I love this post so hard, Shannon, as I did Meghan McCain's eulogy. I love to read of heroes -- whether in romance or real life role models -- with integrity and a heightened sense of justice, who stand up for their beliefs in a way that is respectful of others. I have a fondness for gentlemen, with manners that come from a place of respect.ReplyDelete
I think that's a key word here, Bronwyn! R.E.S.P.E.C.T - and so timely when we also mourn a beautiful woman with so much soul, spirit and vocal charisma as Aretha Franklin!Delete
YES!!! So timely.Delete
I love reading about male characters that are supportive to their partners. Two I can think of straight off are Sam in Before I Let You Go by Kelly Rimmer and Colin in She’s Having Her Baby by Lauren Sams. Neither of these are romances but if you haven’t read them yet, read them just for these amazing male role models.ReplyDelete
They sound like my kind of books, Veronica! Am jotting them down to explore further. I love getting recommendations like this -- thanks!Delete
I hadn't heard Meghan's eulogy before; OMG, what a tearjerker! Thanks for sharing....ReplyDelete
I too love to see (in person and on the written page) when a man is a gentleman; my husband is one, and our son is one too. I respect a man who respects a woman (and a man). I respect non-violence.
Some of the stories I read have bullies for heroes. I do not condone bullies in real life and I get frustrated reading about them in my stories - even when they miraculously "see the light" or the "error of their ways" after meeting the heroine of the story. Unfortunately, power can often lead to this. (I'm sure we can see a case in point....)
After 59 years on this planet, I JUST realized why I don't condone bullies. My father was a bully. If he didn't get his way, he used his belt, a fly swatter, a yard stick, or simply his hand to punish his children. He only stopped when I stood up to him at 19 years of age - after graduating high school and college both with honours, never dating, and never requiring a curfew since I didn't go out in the evenings - and told him I would report him to the police, to the Children's Aid Society, and to anybody who would listen. He was upset that I was talking back to my mom (because I had bought my own car, was paying them room and board, was working full-time, and was about to drive my car to visit my boyfriend, and they didn't like my boyfriend because he grew up on the wrong side of town). I moved out the next day - across the street to a house my brother rented from my mom - where they could see my boyfriend's car at all hours.

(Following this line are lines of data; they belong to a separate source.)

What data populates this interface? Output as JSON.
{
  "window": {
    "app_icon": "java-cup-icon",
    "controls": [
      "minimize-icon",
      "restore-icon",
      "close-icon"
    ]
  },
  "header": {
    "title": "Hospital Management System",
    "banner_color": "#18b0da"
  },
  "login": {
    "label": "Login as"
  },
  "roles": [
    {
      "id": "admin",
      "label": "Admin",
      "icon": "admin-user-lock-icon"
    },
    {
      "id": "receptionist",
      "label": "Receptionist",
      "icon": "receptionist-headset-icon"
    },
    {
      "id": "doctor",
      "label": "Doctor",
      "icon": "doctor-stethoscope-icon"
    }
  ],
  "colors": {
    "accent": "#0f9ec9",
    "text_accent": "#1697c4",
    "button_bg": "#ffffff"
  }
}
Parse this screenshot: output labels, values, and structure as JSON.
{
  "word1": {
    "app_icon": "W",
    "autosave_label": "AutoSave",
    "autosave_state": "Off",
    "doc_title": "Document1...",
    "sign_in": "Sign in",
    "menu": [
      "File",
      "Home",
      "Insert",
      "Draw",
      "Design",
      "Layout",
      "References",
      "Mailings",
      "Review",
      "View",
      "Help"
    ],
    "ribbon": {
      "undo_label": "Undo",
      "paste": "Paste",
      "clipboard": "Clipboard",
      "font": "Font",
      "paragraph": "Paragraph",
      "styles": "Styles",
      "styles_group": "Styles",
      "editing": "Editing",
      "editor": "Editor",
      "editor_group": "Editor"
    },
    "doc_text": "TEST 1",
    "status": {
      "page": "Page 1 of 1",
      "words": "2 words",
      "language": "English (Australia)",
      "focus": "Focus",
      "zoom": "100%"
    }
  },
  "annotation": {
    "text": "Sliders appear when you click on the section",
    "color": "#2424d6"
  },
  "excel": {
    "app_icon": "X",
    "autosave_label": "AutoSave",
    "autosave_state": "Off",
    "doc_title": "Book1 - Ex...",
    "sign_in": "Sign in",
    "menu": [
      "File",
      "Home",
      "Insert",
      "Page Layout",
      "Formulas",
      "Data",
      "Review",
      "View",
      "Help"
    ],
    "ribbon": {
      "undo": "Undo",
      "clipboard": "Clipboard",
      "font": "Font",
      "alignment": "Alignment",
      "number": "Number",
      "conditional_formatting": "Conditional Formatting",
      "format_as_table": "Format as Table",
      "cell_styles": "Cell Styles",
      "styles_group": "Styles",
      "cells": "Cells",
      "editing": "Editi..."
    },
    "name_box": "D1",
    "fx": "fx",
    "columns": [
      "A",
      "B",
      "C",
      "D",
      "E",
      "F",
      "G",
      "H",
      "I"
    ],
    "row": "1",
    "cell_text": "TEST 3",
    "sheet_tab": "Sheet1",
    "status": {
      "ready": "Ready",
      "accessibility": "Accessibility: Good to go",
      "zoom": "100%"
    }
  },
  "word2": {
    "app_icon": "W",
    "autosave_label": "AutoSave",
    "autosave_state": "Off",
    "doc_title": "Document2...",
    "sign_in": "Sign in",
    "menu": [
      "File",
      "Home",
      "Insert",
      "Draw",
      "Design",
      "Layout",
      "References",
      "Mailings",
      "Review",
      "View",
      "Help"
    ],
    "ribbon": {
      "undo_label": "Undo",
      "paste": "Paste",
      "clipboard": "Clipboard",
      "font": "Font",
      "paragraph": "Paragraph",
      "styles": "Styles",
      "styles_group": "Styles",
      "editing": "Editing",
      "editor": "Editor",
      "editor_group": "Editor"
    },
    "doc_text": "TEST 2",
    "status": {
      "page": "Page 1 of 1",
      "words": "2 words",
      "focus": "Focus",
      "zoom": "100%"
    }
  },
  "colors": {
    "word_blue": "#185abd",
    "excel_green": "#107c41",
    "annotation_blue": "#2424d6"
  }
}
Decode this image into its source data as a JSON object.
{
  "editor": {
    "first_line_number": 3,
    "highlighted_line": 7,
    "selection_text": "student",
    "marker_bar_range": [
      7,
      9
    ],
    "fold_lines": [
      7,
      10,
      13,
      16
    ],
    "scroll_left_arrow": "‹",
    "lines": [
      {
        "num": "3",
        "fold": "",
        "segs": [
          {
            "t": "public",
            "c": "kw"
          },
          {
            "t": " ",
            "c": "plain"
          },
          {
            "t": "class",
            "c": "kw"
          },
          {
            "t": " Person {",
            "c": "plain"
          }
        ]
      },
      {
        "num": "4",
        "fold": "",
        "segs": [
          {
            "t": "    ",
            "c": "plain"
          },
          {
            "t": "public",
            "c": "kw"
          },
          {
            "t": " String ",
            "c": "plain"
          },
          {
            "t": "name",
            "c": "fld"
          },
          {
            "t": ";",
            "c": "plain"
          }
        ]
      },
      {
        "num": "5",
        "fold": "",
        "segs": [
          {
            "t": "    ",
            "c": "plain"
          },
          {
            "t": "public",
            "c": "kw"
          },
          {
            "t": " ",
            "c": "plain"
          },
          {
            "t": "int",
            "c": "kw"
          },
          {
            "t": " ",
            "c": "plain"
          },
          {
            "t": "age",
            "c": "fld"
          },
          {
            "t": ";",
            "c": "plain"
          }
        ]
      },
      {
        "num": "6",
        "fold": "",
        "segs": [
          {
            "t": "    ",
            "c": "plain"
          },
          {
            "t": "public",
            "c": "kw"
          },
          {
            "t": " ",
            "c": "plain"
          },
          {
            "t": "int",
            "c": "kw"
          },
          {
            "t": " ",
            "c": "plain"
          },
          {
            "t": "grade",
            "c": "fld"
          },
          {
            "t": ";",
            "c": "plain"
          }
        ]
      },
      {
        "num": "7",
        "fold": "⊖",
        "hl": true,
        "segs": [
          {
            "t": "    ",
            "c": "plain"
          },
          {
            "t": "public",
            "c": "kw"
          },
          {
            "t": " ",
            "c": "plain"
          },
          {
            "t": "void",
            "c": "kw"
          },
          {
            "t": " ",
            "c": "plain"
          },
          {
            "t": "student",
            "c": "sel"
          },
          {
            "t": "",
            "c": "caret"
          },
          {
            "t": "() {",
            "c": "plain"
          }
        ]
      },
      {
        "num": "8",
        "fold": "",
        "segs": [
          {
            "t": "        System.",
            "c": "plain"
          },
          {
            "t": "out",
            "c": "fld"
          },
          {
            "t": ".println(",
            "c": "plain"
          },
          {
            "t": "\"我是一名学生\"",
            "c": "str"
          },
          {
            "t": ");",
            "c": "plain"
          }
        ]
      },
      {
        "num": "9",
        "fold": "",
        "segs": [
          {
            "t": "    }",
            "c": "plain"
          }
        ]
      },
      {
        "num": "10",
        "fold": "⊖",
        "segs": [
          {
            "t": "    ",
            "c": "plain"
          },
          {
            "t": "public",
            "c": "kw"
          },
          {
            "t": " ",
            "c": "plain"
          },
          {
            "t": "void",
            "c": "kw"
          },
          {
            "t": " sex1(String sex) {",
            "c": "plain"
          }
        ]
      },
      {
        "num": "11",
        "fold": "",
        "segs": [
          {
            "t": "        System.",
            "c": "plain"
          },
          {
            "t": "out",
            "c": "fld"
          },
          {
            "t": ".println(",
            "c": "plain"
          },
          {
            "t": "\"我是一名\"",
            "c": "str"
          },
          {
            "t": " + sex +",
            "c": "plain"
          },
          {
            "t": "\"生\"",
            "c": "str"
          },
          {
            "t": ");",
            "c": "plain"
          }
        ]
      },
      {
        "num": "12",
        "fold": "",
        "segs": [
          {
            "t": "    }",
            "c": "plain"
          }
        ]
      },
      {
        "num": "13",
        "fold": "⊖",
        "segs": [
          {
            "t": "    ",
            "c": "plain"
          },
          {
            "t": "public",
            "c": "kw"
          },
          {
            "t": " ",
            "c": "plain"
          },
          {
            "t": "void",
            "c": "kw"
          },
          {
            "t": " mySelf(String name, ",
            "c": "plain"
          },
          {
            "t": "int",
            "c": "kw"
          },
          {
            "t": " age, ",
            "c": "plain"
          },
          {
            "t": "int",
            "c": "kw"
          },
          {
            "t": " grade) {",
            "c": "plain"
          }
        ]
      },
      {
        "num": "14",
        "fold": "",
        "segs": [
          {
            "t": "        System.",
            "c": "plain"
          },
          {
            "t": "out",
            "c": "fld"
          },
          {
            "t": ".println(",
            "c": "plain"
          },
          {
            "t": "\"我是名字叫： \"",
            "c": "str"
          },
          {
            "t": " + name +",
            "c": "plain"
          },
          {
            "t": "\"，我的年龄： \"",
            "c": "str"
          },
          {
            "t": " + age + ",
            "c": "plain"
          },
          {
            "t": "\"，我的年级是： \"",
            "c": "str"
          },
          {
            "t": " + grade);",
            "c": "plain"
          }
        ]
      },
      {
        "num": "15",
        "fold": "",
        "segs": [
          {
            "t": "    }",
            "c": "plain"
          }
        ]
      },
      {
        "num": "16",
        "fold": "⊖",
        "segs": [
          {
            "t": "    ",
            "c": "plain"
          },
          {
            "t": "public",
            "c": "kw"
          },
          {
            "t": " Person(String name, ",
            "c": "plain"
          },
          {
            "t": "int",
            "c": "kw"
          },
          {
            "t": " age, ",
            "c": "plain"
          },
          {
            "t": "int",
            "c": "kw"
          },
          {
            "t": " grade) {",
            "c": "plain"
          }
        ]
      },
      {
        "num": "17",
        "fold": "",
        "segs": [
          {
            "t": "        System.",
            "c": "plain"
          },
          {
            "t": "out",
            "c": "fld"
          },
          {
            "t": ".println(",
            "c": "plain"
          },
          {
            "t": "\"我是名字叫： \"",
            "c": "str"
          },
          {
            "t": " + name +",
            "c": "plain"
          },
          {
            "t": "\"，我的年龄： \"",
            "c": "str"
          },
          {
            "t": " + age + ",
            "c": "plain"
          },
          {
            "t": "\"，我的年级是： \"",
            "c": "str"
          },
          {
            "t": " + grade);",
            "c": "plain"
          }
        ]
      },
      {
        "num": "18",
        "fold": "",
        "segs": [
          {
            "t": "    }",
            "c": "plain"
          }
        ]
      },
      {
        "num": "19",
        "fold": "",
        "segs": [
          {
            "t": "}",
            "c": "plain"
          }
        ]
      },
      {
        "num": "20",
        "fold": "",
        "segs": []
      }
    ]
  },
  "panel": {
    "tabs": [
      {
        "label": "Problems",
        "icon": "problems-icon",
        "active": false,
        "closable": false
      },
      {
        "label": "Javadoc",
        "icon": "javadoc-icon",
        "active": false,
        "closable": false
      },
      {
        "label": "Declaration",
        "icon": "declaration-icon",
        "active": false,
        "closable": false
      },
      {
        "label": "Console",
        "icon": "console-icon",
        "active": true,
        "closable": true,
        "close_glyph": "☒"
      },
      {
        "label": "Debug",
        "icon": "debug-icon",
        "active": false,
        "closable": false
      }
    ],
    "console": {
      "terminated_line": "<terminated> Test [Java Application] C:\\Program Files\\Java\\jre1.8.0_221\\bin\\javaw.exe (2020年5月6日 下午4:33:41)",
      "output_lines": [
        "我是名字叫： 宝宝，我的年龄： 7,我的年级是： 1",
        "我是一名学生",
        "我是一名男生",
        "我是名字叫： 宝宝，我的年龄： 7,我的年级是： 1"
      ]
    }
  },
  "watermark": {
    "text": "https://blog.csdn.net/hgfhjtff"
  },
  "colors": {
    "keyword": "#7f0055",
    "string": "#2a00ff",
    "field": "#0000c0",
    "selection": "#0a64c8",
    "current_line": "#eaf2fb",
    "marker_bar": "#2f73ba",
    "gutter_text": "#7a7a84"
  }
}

A few months later we broke up, and I moved half an hour to the city where I worked, and my parents helped me move after agreeing that this move would save me money (and keep me away from my ex-boyfriend). Five months later, I met the man who would become my now husband of over 37 years....
This comment has been removed by a blog administrator.ReplyDelete
Everything you and the other Cats said, Shannon. It's why I didn't used to like some of the older-style Alpha heroes. Bullying and intimidation has never done it for me on or off the page! Strength and confidence and a sexy arrogance tempered by respect is another thing altogether.ReplyDelete
Well, thanks for clearing out my sinuses, Shannon, they needed it! :-)ReplyDelete
I am honoured to have an amazing father and a husband who is an amazing father. And there's a lot to be said for being a gentleman and for manners and respect - yes please to all of them. But do you know what I think is the measure of a man? Turning up. Being there. Not the once a year dad who claps the loudest at graduation. But being there every day for the little, difficult, grindingly boring, not very sexy, nitty gritty things. I think what kids need are men who they know will be there for them always.
And that's what I love about my dad and my hubby.
Well, AA, now you've cleaned out my sinuses as well. :-)ReplyDelete
So much to love about this comment. Being there/turning up/showing their love in all the little day-today ways are the marks of a true man/husband/father. So. Much. Love.